======== TASK INPUT ========

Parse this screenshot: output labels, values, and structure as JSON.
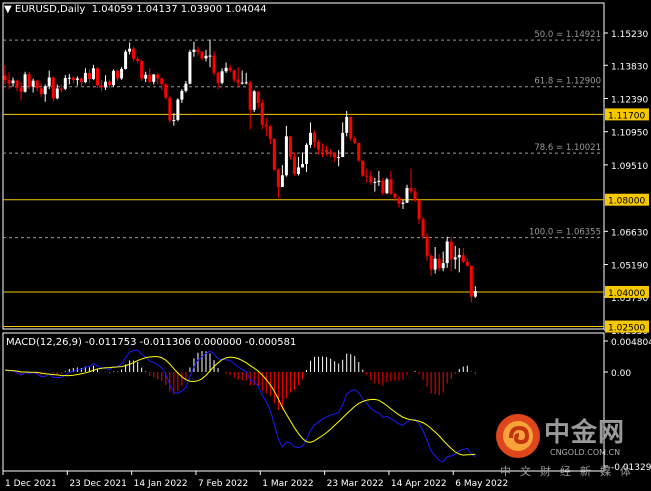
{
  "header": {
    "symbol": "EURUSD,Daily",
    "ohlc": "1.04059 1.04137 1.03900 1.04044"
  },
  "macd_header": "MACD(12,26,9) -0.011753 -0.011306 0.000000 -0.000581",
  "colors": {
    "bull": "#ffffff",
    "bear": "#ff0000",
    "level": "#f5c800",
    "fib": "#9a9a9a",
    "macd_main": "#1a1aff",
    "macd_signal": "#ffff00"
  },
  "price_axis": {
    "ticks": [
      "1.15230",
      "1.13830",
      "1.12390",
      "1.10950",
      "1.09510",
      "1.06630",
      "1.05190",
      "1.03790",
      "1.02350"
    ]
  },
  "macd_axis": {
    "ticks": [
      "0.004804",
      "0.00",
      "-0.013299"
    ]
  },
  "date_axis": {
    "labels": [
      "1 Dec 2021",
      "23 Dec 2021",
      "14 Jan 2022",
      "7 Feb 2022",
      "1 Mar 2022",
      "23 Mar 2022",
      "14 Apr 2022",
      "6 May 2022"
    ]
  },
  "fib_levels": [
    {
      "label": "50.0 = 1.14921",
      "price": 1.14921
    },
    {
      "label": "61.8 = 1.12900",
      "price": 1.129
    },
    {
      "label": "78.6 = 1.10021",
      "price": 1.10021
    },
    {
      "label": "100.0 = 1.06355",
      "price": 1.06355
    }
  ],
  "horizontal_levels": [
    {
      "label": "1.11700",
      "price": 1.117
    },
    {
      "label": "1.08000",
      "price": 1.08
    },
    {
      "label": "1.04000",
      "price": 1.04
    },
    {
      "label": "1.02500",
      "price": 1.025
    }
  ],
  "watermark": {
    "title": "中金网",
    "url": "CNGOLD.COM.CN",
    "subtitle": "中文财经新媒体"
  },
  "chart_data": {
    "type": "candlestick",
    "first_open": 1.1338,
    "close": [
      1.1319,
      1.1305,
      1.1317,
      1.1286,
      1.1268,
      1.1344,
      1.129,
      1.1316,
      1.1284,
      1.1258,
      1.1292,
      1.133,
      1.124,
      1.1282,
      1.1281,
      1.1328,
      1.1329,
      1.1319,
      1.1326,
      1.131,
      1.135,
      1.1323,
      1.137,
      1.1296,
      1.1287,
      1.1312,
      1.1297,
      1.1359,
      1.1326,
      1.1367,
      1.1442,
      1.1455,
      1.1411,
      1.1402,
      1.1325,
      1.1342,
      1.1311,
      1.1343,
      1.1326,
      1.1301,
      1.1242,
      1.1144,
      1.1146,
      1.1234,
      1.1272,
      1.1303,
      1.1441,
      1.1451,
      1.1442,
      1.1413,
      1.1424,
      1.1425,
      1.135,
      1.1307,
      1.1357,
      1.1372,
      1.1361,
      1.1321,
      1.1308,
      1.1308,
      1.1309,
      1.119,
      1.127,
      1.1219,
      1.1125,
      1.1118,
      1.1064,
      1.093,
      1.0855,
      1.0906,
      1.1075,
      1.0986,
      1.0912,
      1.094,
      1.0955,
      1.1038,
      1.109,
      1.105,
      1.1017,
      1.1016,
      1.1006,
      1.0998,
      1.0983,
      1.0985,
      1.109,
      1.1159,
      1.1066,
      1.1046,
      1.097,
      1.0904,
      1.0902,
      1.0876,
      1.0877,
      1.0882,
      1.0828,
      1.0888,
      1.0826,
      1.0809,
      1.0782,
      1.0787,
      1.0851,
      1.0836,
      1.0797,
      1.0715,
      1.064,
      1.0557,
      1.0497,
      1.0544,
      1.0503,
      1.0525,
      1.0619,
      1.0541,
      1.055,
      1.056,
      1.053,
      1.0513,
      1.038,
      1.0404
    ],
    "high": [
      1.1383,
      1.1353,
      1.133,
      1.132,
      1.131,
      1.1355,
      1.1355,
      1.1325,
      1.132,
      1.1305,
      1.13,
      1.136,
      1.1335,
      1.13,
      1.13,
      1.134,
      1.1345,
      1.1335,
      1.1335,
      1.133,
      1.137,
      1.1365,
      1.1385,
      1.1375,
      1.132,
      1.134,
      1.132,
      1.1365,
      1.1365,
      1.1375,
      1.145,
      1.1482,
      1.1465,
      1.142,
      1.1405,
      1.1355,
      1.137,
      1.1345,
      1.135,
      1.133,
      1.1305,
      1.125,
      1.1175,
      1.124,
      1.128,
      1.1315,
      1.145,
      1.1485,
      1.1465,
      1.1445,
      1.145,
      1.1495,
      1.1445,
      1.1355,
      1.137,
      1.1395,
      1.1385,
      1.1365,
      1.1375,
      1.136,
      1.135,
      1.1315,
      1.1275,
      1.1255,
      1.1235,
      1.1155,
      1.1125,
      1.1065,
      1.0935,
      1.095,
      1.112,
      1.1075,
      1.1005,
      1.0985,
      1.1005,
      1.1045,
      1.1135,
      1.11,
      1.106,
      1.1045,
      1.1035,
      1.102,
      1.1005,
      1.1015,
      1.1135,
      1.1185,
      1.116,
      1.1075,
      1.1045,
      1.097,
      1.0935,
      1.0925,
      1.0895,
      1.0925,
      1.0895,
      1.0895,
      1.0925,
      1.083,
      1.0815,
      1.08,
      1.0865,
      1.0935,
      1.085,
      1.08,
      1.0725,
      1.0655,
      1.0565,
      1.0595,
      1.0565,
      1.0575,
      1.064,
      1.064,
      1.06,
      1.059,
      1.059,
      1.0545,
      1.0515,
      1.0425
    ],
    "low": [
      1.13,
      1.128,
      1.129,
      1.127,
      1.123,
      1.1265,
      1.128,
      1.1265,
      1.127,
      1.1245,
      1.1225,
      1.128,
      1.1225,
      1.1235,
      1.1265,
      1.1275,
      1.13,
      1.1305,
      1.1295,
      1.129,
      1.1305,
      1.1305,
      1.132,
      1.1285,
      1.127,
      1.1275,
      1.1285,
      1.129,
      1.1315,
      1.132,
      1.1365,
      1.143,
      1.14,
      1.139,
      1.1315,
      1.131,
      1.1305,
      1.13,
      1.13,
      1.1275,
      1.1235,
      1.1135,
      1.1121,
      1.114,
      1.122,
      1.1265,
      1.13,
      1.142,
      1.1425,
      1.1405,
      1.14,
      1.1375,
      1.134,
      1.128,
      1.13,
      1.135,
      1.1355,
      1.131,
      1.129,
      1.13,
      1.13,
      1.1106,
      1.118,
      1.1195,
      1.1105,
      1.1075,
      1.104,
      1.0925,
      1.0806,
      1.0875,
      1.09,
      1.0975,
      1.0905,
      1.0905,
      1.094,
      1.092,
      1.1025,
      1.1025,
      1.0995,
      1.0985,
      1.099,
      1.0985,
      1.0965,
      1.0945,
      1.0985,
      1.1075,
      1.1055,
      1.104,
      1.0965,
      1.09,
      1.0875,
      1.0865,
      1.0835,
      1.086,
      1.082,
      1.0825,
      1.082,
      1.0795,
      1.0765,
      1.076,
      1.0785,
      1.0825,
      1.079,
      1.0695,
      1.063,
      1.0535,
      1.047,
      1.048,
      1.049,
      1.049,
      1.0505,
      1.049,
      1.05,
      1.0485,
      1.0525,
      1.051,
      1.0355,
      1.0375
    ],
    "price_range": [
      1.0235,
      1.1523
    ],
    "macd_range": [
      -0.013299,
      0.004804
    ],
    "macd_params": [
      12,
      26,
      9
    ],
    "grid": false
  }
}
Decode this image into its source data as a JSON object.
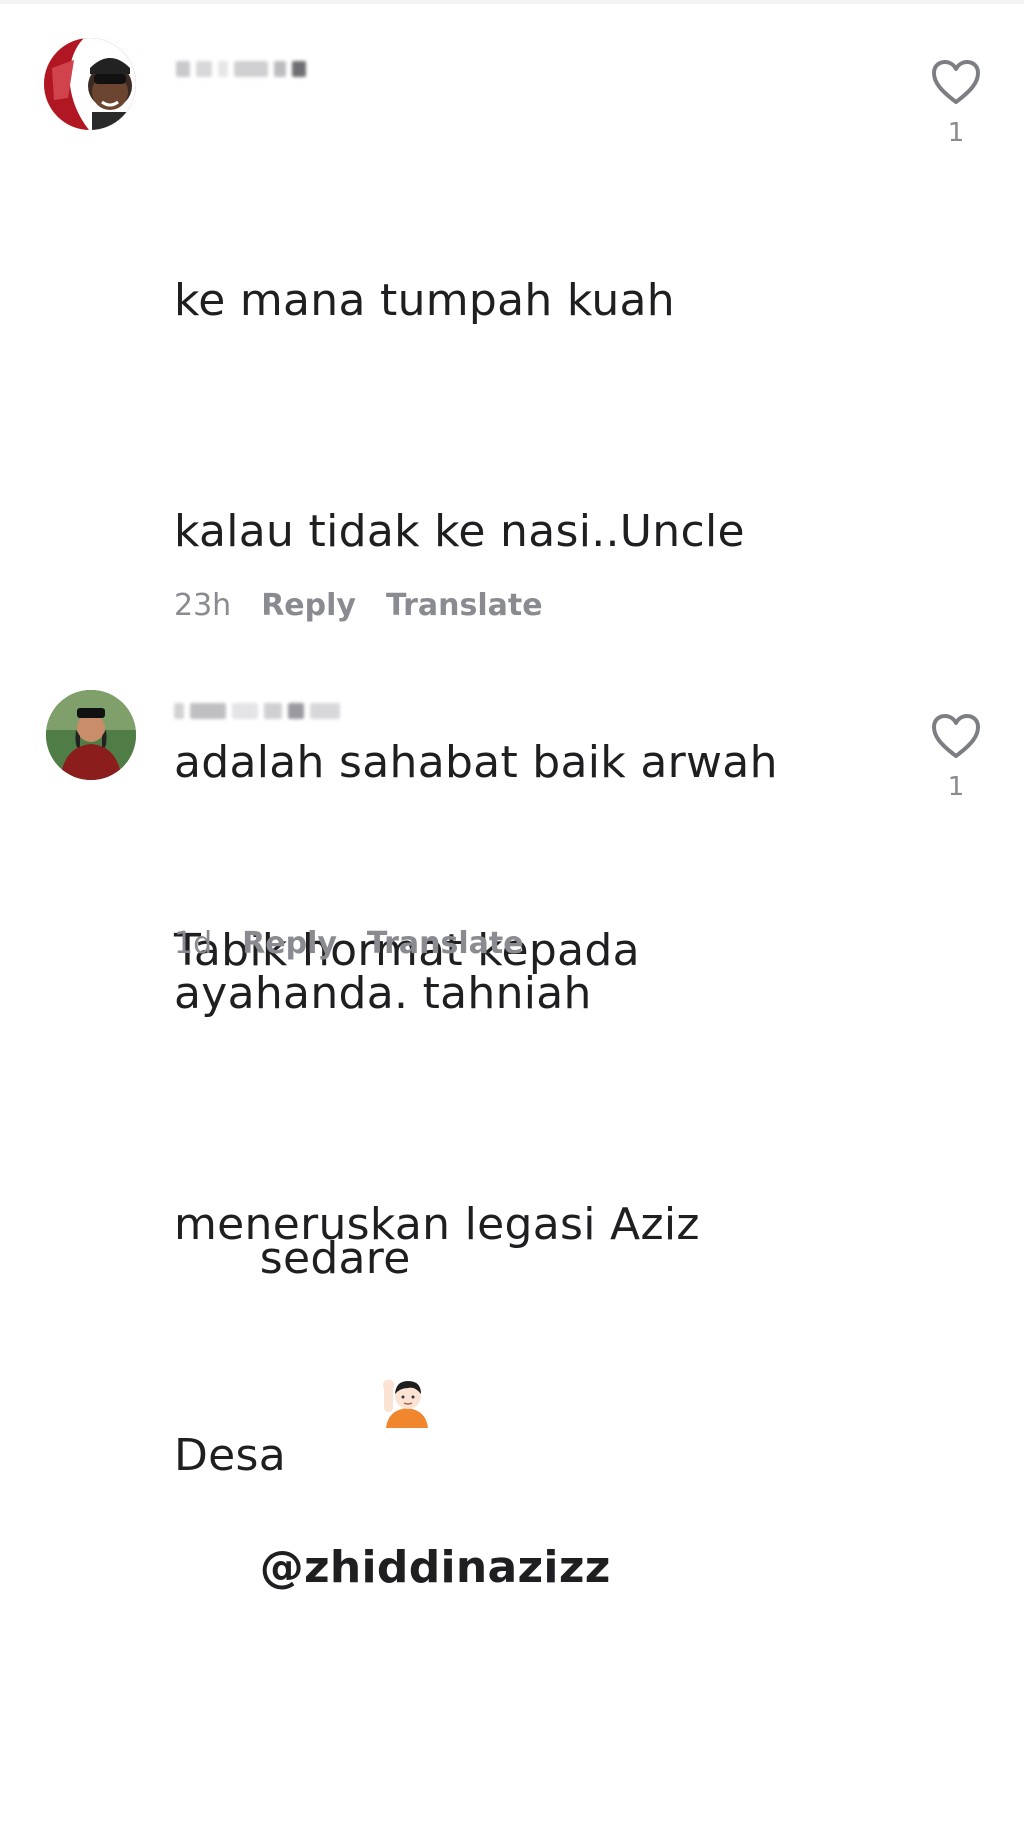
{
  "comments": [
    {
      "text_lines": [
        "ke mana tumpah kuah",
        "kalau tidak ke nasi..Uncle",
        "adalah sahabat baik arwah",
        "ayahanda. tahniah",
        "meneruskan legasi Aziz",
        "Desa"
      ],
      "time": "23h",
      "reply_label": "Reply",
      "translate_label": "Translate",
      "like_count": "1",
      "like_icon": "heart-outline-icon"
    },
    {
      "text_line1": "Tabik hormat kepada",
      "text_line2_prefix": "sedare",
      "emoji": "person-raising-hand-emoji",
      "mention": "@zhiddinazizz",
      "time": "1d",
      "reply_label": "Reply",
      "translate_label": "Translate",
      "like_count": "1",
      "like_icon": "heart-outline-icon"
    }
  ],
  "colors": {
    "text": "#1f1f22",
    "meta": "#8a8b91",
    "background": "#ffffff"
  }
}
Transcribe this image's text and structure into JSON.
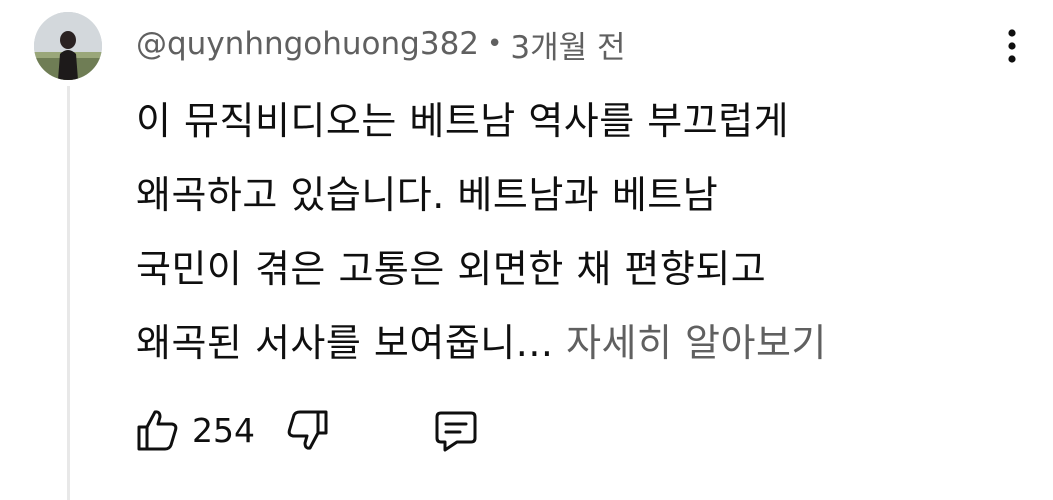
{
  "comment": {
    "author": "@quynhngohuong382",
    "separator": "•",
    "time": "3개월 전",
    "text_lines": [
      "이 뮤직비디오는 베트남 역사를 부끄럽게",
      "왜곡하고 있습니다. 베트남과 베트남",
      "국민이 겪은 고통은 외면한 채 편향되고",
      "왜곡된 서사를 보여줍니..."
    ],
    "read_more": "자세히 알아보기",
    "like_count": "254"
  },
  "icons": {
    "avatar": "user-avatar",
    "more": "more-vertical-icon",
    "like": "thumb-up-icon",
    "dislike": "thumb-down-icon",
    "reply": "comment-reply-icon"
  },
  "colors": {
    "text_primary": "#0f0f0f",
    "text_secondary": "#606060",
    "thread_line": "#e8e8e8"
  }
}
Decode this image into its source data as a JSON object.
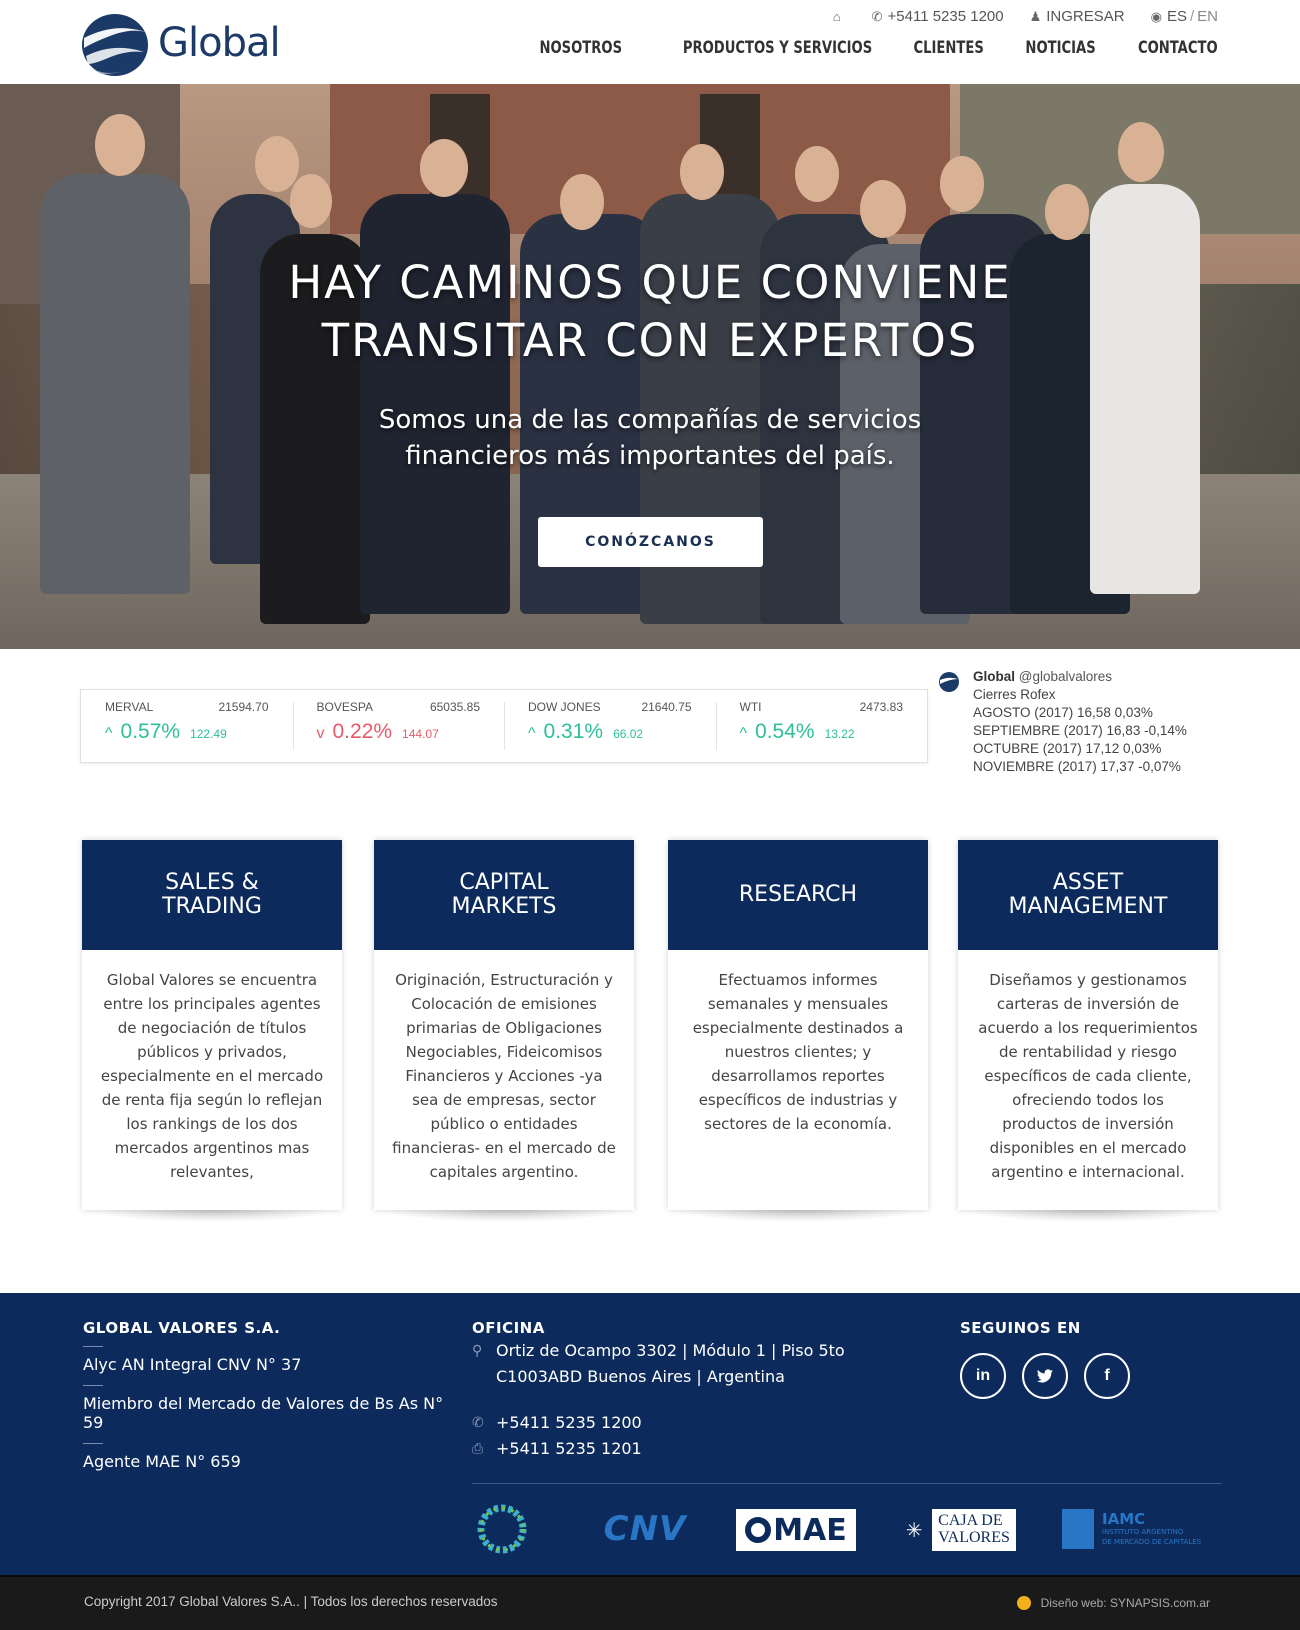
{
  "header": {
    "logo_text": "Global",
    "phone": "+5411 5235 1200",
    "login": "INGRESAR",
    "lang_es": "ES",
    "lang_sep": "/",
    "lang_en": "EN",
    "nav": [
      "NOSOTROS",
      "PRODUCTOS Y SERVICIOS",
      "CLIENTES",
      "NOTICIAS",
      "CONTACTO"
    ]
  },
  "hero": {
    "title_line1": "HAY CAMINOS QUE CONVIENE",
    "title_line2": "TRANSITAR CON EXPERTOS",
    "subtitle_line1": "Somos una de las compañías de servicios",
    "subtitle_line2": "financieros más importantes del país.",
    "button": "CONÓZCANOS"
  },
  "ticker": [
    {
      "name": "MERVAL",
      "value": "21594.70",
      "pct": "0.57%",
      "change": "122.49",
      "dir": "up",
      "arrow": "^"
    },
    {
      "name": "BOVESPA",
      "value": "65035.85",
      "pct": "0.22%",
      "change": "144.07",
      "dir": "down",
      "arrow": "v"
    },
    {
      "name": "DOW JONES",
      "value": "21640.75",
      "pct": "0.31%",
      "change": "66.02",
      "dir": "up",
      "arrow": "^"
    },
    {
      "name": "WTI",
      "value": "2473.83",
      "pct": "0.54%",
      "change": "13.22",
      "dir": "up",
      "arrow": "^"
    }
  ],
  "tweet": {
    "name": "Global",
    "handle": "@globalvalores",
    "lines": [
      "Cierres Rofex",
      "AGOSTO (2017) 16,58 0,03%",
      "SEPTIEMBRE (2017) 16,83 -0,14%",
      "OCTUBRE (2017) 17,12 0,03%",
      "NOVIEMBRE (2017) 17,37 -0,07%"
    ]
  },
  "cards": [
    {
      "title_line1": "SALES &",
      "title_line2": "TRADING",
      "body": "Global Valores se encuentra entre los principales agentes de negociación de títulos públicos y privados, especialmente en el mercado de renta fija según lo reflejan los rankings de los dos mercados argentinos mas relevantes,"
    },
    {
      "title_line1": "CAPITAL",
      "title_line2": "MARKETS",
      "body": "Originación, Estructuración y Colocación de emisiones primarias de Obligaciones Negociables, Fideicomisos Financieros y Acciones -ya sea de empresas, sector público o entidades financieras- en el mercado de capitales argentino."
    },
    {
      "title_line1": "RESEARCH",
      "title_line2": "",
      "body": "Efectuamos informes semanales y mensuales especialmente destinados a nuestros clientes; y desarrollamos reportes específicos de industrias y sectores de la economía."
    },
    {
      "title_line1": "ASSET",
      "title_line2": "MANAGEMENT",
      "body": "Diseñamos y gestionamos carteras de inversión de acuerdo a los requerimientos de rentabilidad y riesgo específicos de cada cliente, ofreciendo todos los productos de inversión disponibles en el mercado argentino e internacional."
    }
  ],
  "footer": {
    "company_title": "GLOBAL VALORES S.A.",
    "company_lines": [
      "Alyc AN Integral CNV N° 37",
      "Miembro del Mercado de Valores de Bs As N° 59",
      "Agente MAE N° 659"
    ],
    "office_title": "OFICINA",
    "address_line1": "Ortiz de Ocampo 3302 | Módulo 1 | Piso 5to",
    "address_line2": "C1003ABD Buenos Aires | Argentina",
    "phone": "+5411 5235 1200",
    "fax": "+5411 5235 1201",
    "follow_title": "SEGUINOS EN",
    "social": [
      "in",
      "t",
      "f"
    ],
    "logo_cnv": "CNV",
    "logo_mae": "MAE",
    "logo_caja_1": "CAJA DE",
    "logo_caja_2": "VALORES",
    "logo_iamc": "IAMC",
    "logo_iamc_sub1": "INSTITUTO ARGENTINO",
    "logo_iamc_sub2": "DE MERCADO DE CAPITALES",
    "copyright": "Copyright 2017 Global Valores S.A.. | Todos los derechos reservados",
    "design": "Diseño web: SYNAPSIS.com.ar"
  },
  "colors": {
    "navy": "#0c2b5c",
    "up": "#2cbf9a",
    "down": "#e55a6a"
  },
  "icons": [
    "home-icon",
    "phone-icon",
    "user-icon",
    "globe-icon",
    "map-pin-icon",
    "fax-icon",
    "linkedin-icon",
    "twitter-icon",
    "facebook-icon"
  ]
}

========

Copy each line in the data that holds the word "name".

      "name": "MERVAL",
      "name": "BOVESPA",
      "name": "DOW JONES",
      "name": "WTI",
    "name": "Global",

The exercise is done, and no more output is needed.